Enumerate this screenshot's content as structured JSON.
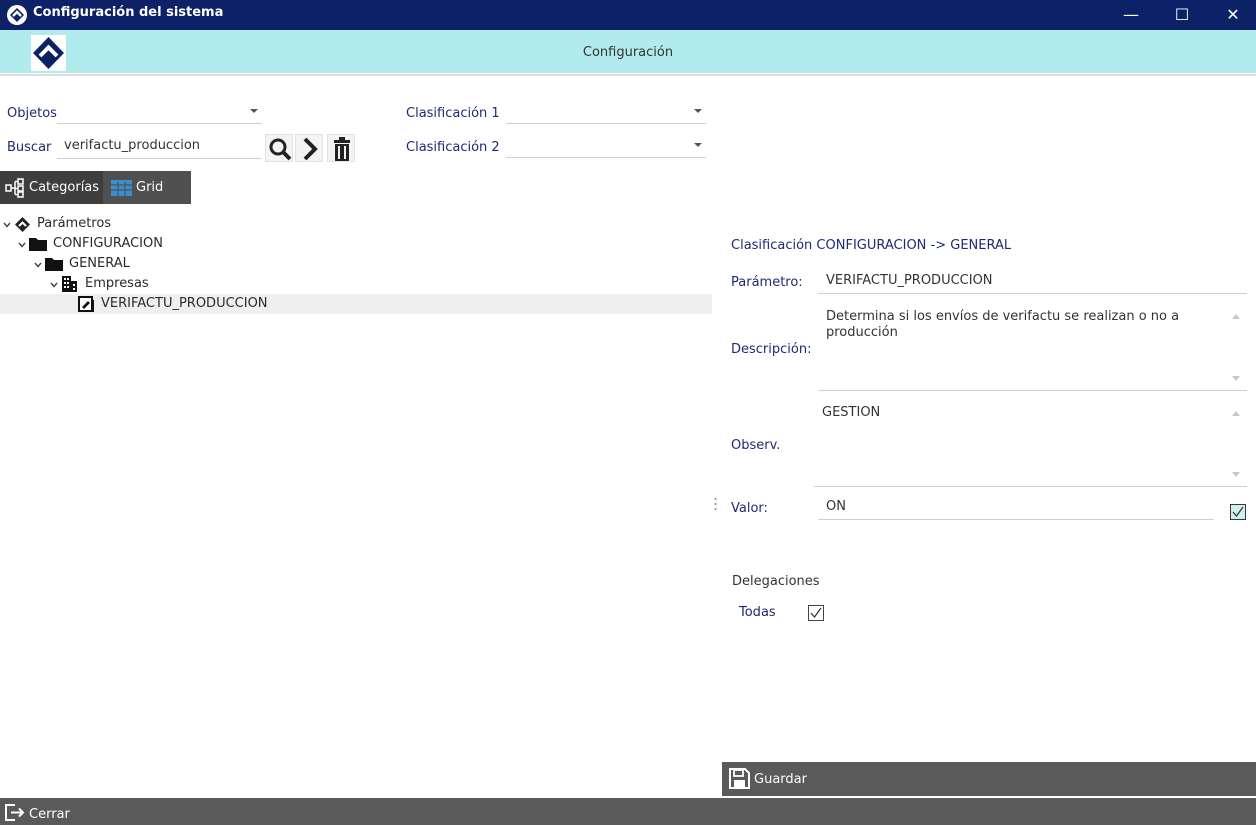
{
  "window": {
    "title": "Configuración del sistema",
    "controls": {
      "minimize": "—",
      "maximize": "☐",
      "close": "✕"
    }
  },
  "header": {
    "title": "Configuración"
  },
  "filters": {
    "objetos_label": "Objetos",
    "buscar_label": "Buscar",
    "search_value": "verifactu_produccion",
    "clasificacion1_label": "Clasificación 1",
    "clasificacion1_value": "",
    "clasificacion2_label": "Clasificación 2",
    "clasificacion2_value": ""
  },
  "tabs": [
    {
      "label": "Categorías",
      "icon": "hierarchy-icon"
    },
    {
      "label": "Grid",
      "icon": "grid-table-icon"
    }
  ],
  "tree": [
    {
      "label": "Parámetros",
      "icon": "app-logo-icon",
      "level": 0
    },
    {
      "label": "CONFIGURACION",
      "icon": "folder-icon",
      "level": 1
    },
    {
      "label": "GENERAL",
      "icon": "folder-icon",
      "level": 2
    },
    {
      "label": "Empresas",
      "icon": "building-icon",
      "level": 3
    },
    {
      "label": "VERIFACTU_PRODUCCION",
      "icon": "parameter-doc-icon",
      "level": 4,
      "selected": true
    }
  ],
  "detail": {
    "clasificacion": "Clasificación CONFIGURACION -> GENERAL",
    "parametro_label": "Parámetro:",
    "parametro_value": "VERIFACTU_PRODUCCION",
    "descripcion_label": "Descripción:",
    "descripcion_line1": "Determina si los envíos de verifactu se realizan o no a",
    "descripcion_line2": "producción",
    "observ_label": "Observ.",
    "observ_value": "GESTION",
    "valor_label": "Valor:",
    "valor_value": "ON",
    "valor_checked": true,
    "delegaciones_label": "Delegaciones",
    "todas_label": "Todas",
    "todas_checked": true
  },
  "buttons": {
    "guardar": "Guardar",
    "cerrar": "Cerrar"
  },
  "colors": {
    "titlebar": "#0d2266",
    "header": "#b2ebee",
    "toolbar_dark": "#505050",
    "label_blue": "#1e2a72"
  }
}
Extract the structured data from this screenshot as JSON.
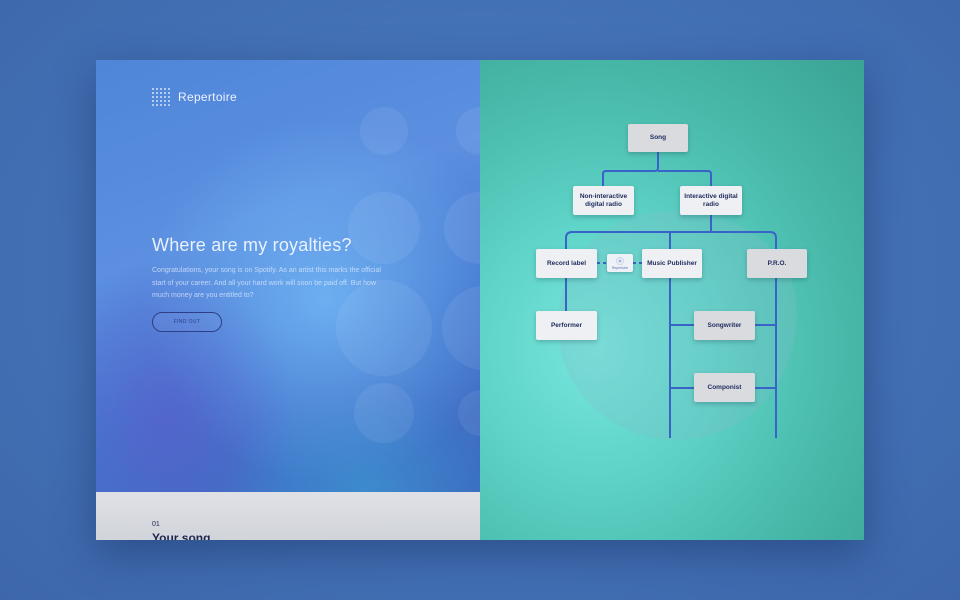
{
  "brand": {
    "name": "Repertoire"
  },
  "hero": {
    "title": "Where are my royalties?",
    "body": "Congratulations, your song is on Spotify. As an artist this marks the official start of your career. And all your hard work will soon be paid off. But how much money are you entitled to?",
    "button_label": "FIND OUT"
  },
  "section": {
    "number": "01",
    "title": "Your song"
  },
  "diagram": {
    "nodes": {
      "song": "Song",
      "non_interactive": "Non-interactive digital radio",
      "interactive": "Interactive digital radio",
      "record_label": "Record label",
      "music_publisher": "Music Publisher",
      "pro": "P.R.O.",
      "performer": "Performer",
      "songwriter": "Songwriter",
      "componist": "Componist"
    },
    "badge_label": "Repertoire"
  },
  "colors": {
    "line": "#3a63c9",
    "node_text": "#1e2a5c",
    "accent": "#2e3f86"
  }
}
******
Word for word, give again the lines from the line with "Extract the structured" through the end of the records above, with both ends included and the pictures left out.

Extract the structured data from this screenshot as JSON.
{
  "brand": {
    "name": "Repertoire"
  },
  "hero": {
    "title": "Where are my royalties?",
    "body": "Congratulations, your song is on Spotify. As an artist this marks the official start of your career. And all your hard work will soon be paid off. But how much money are you entitled to?",
    "button_label": "FIND OUT"
  },
  "section": {
    "number": "01",
    "title": "Your song"
  },
  "diagram": {
    "nodes": {
      "song": "Song",
      "non_interactive": "Non-interactive digital radio",
      "interactive": "Interactive digital radio",
      "record_label": "Record label",
      "music_publisher": "Music Publisher",
      "pro": "P.R.O.",
      "performer": "Performer",
      "songwriter": "Songwriter",
      "componist": "Componist"
    },
    "badge_label": "Repertoire"
  },
  "colors": {
    "line": "#3a63c9",
    "node_text": "#1e2a5c",
    "accent": "#2e3f86"
  }
}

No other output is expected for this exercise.